August does, however, resemble one other Toews character: her own father, Mel, in 2000’s Swing Low: A Life. That memoir— the author’s sole work of non-fiction— is told from Mel’s perspective. A devout Mennonite schoolteacher who died by suicide in his sixties, Mel feels like a similar narrator to August, with their slower cadences and teacher sensibilities. Both are peaceful men among unpeaceful men. But while Swing Low has the dreamy meandering of Toews’s other stories— Mel tending to his garden and watching his daughters is reminiscent of, say, the eponymous protagonist of Irma Voth looking at stars and dallying with boys— there is an urgency to Women Talking , a feeling that has never existed in a Miriam Toews book. Indeed, the hayloft women’s conversation is often punctuated by somebody hollering a version of “We are running out of time! The men will be back very soon!” To read it for a decades-long Toews fan will be as if your wisecracking best friend has suddenly appeared on your doorstep an older, grimmer version of herself, and she must sit down with you for an unavoidable chat.
The details of the violence in Women Talking appear, in quiet Mennonite fashion, plainly but sparingly. The brutality of the attacks never reads as sensational or emotionally manipulative. And, despite the manifold ways in which the book is a turn from past work, Toews’s mastery of language and nuanced character portraits remain intact: August and the eight Friesen and Loewen women are all fully realized, smart, and flawed, and Toews never tips into pitying or valorizing.

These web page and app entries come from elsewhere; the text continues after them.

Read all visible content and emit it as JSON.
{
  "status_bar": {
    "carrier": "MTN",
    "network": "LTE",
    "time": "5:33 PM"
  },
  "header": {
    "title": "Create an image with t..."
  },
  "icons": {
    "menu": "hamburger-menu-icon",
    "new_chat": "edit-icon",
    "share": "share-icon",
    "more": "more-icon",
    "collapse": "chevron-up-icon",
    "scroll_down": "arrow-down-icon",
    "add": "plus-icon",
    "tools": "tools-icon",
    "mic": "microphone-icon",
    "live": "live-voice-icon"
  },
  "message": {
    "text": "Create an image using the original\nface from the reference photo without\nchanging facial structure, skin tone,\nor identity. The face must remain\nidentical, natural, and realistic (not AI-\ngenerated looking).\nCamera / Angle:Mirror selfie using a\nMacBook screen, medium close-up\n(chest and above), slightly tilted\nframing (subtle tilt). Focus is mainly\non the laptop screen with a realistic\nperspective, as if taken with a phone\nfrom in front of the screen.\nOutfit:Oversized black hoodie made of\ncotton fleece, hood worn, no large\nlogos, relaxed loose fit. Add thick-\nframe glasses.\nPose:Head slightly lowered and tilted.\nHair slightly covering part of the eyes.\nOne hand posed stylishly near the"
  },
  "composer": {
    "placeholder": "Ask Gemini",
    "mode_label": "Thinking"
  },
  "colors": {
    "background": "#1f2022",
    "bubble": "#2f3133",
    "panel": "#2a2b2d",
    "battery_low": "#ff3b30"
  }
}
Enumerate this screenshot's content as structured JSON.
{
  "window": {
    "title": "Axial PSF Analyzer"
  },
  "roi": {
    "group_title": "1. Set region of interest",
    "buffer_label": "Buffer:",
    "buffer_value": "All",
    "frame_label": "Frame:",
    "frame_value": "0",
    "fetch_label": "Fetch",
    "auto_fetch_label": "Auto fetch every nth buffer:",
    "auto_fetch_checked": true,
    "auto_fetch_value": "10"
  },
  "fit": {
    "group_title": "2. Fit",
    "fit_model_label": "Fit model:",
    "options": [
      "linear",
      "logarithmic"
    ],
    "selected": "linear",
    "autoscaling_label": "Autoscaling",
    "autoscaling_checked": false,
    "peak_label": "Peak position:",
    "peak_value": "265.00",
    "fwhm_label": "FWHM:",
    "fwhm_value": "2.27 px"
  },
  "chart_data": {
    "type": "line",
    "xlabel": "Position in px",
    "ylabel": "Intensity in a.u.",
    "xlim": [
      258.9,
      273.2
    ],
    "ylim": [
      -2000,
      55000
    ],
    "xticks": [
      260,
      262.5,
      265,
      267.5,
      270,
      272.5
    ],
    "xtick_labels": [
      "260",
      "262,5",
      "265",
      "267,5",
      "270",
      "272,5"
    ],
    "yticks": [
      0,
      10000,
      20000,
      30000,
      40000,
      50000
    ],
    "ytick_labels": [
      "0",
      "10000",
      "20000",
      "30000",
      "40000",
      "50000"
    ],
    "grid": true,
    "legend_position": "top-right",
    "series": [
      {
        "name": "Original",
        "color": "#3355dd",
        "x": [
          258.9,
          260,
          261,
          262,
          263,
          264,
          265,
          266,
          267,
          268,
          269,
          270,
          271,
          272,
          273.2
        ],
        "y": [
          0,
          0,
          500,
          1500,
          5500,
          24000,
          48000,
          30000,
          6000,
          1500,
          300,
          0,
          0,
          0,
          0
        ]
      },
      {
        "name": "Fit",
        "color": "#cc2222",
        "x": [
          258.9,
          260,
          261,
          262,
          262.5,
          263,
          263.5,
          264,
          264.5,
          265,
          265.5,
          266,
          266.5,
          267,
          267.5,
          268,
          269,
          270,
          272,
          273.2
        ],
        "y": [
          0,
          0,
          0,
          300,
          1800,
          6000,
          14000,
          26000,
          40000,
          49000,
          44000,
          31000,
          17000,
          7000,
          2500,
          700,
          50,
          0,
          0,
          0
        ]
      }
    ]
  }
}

All this makes Women Talking a hard read— it’s a book that provokes profound despair, unspeakable rage, and a guttural, screaming empathy for the characters who speak within it.
It may seem odd, then, that this female-penned novel about sexual assault— one that’s so firmly centred on women’s voices— is told from the perspective of a man. In many respects, August is unnecessary, narratively speaking. He’s a deeply likeable character, but do the women really need “minutes” of their meeting? Certainly, Toews could have written the same book, much of it word for word, without August present at all.
Throughout the text, however, is an underlying question: Where do the men fit into this equation of the women’s choices? If the women leave Molotschna, which of the men, if any, should be able to accompany them? What should happen to the boys or to the elderly and infirm? Even though the men seem to have no interest in reconciliation, what would they have to do to regain the trust of the women? It seems telling that, as the women wrestle with these questions, August rarely opines in his writing or aloud— he only offers his opinions when asked directly. And, at the end of the novel, he also makes his own plans for what he’ll do when the other men return.
Once the women make their final decision and exit the hayloft, August’s writing reaches a soul-rending crescendo. “The women in the loft have taught me that consciousness is resistance, that faith is action, that time is running out,” he writes. “But can faith also be to return, to stay, to serve?” For all their raw pain, Toews’s novels conclude on traces of healing and often show how faith can last even when religion fails. This is where this beautiful, devastating, and outstanding book also ends: reaching for something like grace.